Posted: November 9, 2004
Pennsylvanian animal farmers usually think that CAFO (Concentrated Animal Feeding Operation) refers to somebody else, maybe even some other state. This is not true. The number of CAFOs in Pennsylvania is steadily increasing for two main reasons: 1) Management, economics and technology are allowing, and some would say forcing, animal farmers to become more specialized and care for more animals in one location. 2) The definition of a CAFO is changing, becoming more inclusive and in many cases covering smaller numbers of animals. This is confusing for farmers and those of us advising farmers. Too often we are temped to try and ignore the whole issues of regulations. Maybe like the ostrich we are sticking our heads into the ever growing pile of manure so we won’t see anything.

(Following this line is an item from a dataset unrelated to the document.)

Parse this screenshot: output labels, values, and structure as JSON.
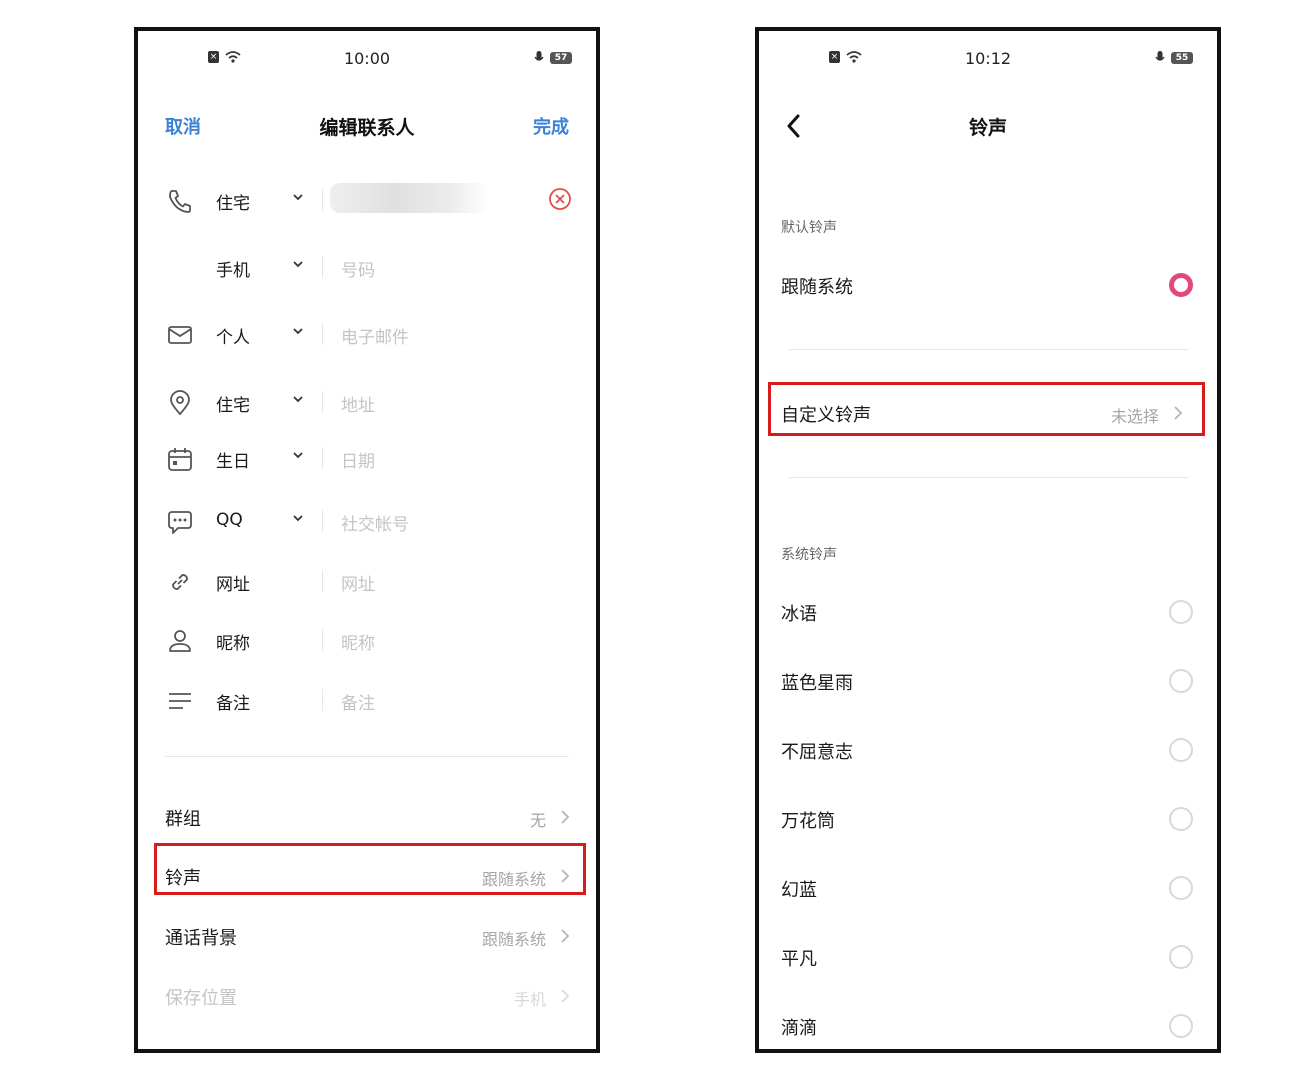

There are three acronyms that we must be familiar with. They may be related but are not synonymous or interchangeable and are often confused.
AFO – animal feeding operation. An AFO has no size. Any farm that brings feed to an animal on a regular basis can be considered to be an AFO.

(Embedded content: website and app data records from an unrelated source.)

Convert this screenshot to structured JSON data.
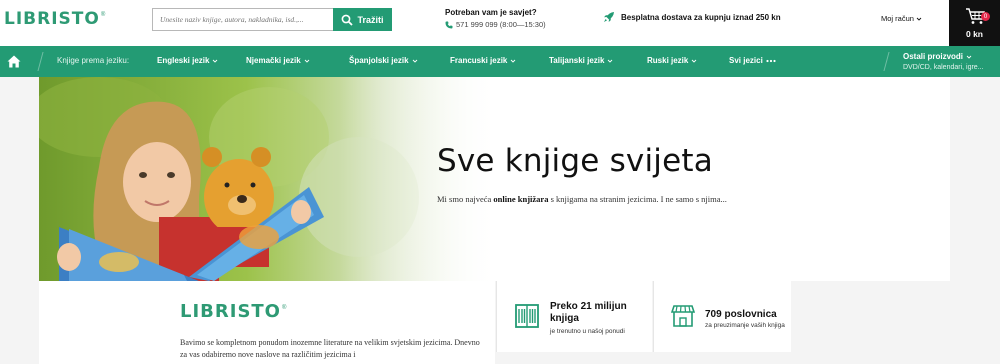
{
  "brand": {
    "name": "LIBRISTO",
    "registered": "®",
    "accent": "#239b74",
    "logo_color": "#2e9a74"
  },
  "header": {
    "search_placeholder": "Unesite naziv knjige, autora, nakladnika, isd.,...",
    "search_button": "Tražiti",
    "help_title": "Potreban vam je savjet?",
    "help_phone": "571 999 099 (8:00—15:30)",
    "shipping": "Besplatna dostava za kupnju iznad 250 kn",
    "account": "Moj račun",
    "cart_count": "0",
    "cart_total": "0 kn"
  },
  "nav": {
    "label": "Knjige prema jeziku:",
    "items": [
      {
        "label": "Engleski jezik"
      },
      {
        "label": "Njemački jezik"
      },
      {
        "label": "Španjolski jezik"
      },
      {
        "label": "Francuski jezik"
      },
      {
        "label": "Talijanski jezik"
      },
      {
        "label": "Ruski jezik"
      },
      {
        "label": "Svi jezici"
      }
    ],
    "more_title": "Ostali proizvodi",
    "more_sub": "DVD/CD, kalendari, igre..."
  },
  "hero": {
    "title": "Sve knjige svijeta",
    "text_before": "Mi smo najveća ",
    "text_bold": "online knjižara",
    "text_after": " s knjigama na stranim jezicima. I ne samo s njima..."
  },
  "about": {
    "text": "Bavimo se kompletnom ponudom inozemne literature na velikim svjetskim jezicima. Dnevno za vas odabiremo nove naslove na različitim jezicima i"
  },
  "stats": [
    {
      "title": "Preko 21 milijun knjiga",
      "sub": "je trenutno u našoj ponudi"
    },
    {
      "title": "709 poslovnica",
      "sub": "za preuzimanje vaših knjiga"
    }
  ]
}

CAFO- concentrated animal feeding operation. This term came on the scene in the early 70s as a result of federal legislation along with the term NPDES Permit (National Pollutant Discharge Elimination System). Any AFO that met certain size requirements, had a direct manure discharge to a ditch or stream or was designated by a federal or state agency was by definition a point source of pollution (CAFO) and was covered by the NPDES permit program. In most states this regulation was soon forgotten. In the 90s the EPA with some legal encouragement from citizen interest groups began to resurrect this program and took various enforcement actions and strongly encouraged states to take actions. As larger animal units began to appear, neighbors and others opposed to
changes in farming practices became interested in CAFO regulations. Eventually a court order resulted in EPA and states updating and increasing enforcement of these regulations. More Pennsylvania AFOs will be considered CAFOs based on proposed Pennsylvania regulations now in the final stages of review.

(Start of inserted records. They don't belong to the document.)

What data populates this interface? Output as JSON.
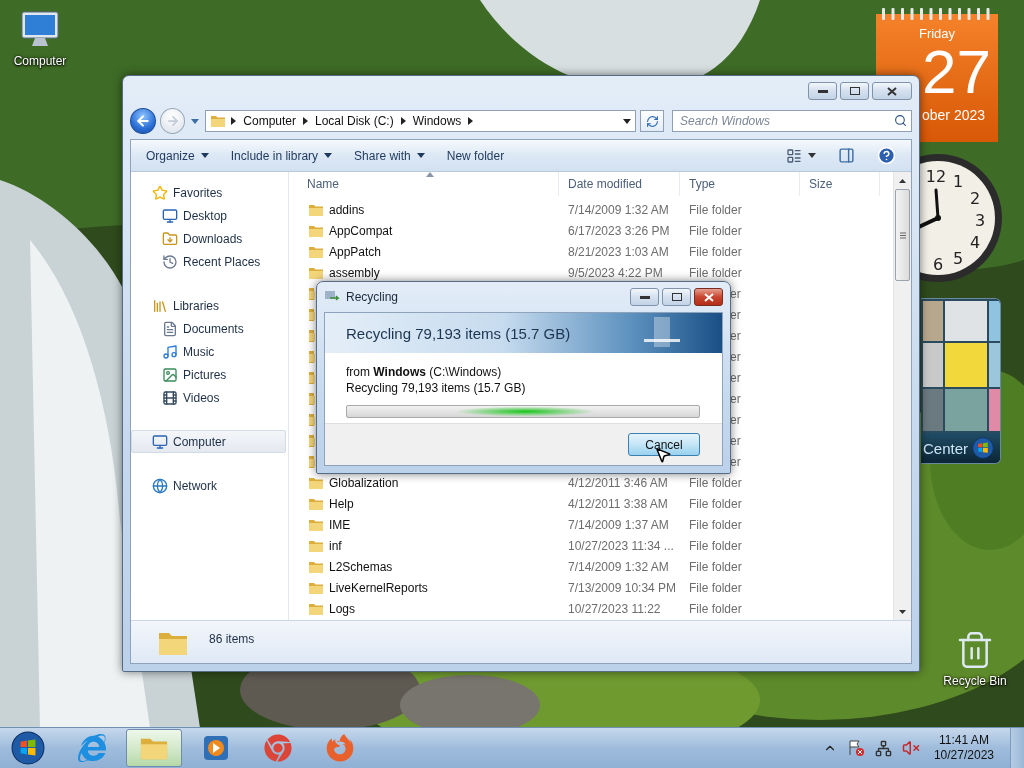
{
  "desktop_icons": [
    {
      "label": "Computer",
      "kind": "computer"
    },
    {
      "label": "Recycle Bin",
      "kind": "recycle"
    }
  ],
  "gadgets": {
    "calendar": {
      "weekday": "Friday",
      "day": "27",
      "month": "ober 2023"
    },
    "clock": {
      "numerals": [
        "12",
        "1",
        "2",
        "3",
        "4",
        "5",
        "6"
      ]
    },
    "media_center": {
      "label": "Center"
    }
  },
  "explorer": {
    "breadcrumb": [
      "Computer",
      "Local Disk (C:)",
      "Windows"
    ],
    "search": {
      "placeholder": "Search Windows"
    },
    "toolbar": [
      {
        "label": "Organize",
        "menu": true
      },
      {
        "label": "Include in library",
        "menu": true
      },
      {
        "label": "Share with",
        "menu": true
      },
      {
        "label": "New folder",
        "menu": false
      }
    ],
    "sidebar": [
      {
        "label": "Favorites",
        "kind": "favorites",
        "selected": false,
        "children": [
          {
            "label": "Desktop",
            "kind": "desktop",
            "selected": false
          },
          {
            "label": "Downloads",
            "kind": "downloads",
            "selected": false
          },
          {
            "label": "Recent Places",
            "kind": "recent",
            "selected": false
          }
        ]
      },
      {
        "label": "Libraries",
        "kind": "libraries",
        "selected": false,
        "children": [
          {
            "label": "Documents",
            "kind": "documents",
            "selected": false
          },
          {
            "label": "Music",
            "kind": "music",
            "selected": false
          },
          {
            "label": "Pictures",
            "kind": "pictures",
            "selected": false
          },
          {
            "label": "Videos",
            "kind": "videos",
            "selected": false
          }
        ]
      },
      {
        "label": "Computer",
        "kind": "computer",
        "selected": true
      },
      {
        "label": "Network",
        "kind": "network",
        "selected": false
      }
    ],
    "columns": [
      "Name",
      "Date modified",
      "Type",
      "Size"
    ],
    "rows": [
      {
        "kind": "folder",
        "name": "addins",
        "date": "7/14/2009 1:32 AM",
        "type": "File folder"
      },
      {
        "kind": "folder",
        "name": "AppCompat",
        "date": "6/17/2023 3:26 PM",
        "type": "File folder"
      },
      {
        "kind": "folder",
        "name": "AppPatch",
        "date": "8/21/2023 1:03 AM",
        "type": "File folder"
      },
      {
        "kind": "folder",
        "name": "assembly",
        "date": "9/5/2023 4:22 PM",
        "type": "File folder"
      },
      {
        "kind": "covered",
        "type": "er"
      },
      {
        "kind": "covered",
        "type": "er"
      },
      {
        "kind": "covered",
        "type": "er"
      },
      {
        "kind": "covered",
        "type": "er"
      },
      {
        "kind": "covered",
        "type": "er"
      },
      {
        "kind": "covered",
        "type": "er"
      },
      {
        "kind": "covered",
        "type": "er"
      },
      {
        "kind": "covered",
        "type": "er"
      },
      {
        "kind": "covered",
        "type": "er"
      },
      {
        "kind": "folder",
        "name": "Globalization",
        "date": "4/12/2011 3:46 AM",
        "type": "File folder"
      },
      {
        "kind": "folder",
        "name": "Help",
        "date": "4/12/2011 3:38 AM",
        "type": "File folder"
      },
      {
        "kind": "folder",
        "name": "IME",
        "date": "7/14/2009 1:37 AM",
        "type": "File folder"
      },
      {
        "kind": "folder",
        "name": "inf",
        "date": "10/27/2023 11:34 ...",
        "type": "File folder"
      },
      {
        "kind": "folder",
        "name": "L2Schemas",
        "date": "7/14/2009 1:32 AM",
        "type": "File folder"
      },
      {
        "kind": "folder",
        "name": "LiveKernelReports",
        "date": "7/13/2009 10:34 PM",
        "type": "File folder"
      },
      {
        "kind": "folder",
        "name": "Logs",
        "date": "10/27/2023 11:22",
        "type": "File folder"
      }
    ],
    "status": "86 items"
  },
  "dialog": {
    "title": "Recycling",
    "heading": "Recycling 79,193 items (15.7 GB)",
    "from": "from **Windows** (C:\\Windows)",
    "detail": "Recycling 79,193 items (15.7 GB)",
    "button": "Cancel",
    "busy": true
  },
  "taskbar": {
    "apps": [
      {
        "kind": "ie",
        "selected": false
      },
      {
        "kind": "explorer",
        "selected": true
      },
      {
        "kind": "media",
        "selected": false
      },
      {
        "kind": "chrome",
        "selected": false
      },
      {
        "kind": "firefox",
        "selected": false
      }
    ],
    "time": "11:41 AM",
    "date": "10/27/2023"
  }
}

CAO – concentrated animal operation is a term in Pennsylvania that refers to any size AFO based on density of animals in relation to land receiving manure. A CAO is required to have a PA NMP (Nutrient Management Plan). http://panutrientmgmt.cas.psu.edu/
As if all of this was not causing enough consternation and confusion for the agricultural community we are now facing the CAA (Clean Air Act), CERCLA (Comprehensive and Emergency Environmental Response Compensation and Liability Act) and EPCRA (Emergency Planning and Community Right-to-Know Act). These laws were written and However, court challenges have resulted in expectations that agricultural emissions, especially ammonia and hydrogen sulfide will be regulated under these laws.
At this point one begins to feel more than a little bit of regulation overload and litigation lethargy. However, the fact of life is that anyone feeding or advising those feeding animals will have to become knowledgeable and remain vigilant to environmental quality concerns and regulations relating to AFOs and their surrounding air, water and soil. Farmers have always faced uncontrollable and usually unpredictable variables of weather, disease and the market place. Expanding and changing environmental quality expectations and regulations can be added to the list of variable. There are more people with a greater interest in what’s going on down on the farm. Those working with farmers must help them to make the transition to this new business environment.
Robert E. Graves, Agricultural, Biological, and Engineering Extension